(Entries from a dataset of interfaces)
◆ ◆ ◆ ◆ ◆ ◆ ◆
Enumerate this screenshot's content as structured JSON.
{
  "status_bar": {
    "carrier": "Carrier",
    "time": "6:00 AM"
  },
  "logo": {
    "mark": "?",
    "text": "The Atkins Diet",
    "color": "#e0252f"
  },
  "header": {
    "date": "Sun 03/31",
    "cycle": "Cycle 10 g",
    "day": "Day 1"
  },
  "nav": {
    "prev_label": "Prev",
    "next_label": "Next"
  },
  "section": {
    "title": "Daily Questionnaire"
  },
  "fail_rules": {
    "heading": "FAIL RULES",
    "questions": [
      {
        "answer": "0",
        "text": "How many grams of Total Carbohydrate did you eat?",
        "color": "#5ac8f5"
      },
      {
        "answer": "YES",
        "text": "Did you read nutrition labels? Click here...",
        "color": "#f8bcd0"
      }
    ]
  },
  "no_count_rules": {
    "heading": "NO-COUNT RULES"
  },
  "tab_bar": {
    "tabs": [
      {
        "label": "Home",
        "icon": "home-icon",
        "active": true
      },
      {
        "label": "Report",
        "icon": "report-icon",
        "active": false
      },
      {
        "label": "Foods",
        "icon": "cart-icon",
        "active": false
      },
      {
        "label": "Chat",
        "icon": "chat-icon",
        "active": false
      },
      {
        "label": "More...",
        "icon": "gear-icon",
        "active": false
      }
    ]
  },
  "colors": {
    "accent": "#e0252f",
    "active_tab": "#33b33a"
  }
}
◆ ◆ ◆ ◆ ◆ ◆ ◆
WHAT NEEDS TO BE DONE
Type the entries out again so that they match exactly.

PROBLEM SOLUTION
Enumerate this screenshot's content as structured JSON.
{
  "status_bar": {
    "carrier": "Carrier",
    "time": "6:00 AM"
  },
  "logo": {
    "mark": "?",
    "text": "The Atkins Diet",
    "color": "#e0252f"
  },
  "header": {
    "date": "Sun 03/31",
    "cycle": "Cycle 10 g",
    "day": "Day 1"
  },
  "nav": {
    "prev_label": "Prev",
    "next_label": "Next"
  },
  "section": {
    "title": "Daily Questionnaire"
  },
  "fail_rules": {
    "heading": "FAIL RULES",
    "questions": [
      {
        "answer": "0",
        "text": "How many grams of Total Carbohydrate did you eat?",
        "color": "#5ac8f5"
      },
      {
        "answer": "YES",
        "text": "Did you read nutrition labels? Click here...",
        "color": "#f8bcd0"
      }
    ]
  },
  "no_count_rules": {
    "heading": "NO-COUNT RULES"
  },
  "tab_bar": {
    "tabs": [
      {
        "label": "Home",
        "icon": "home-icon",
        "active": true
      },
      {
        "label": "Report",
        "icon": "report-icon",
        "active": false
      },
      {
        "label": "Foods",
        "icon": "cart-icon",
        "active": false
      },
      {
        "label": "Chat",
        "icon": "chat-icon",
        "active": false
      },
      {
        "label": "More...",
        "icon": "gear-icon",
        "active": false
      }
    ]
  },
  "colors": {
    "accent": "#e0252f",
    "active_tab": "#33b33a"
  }
}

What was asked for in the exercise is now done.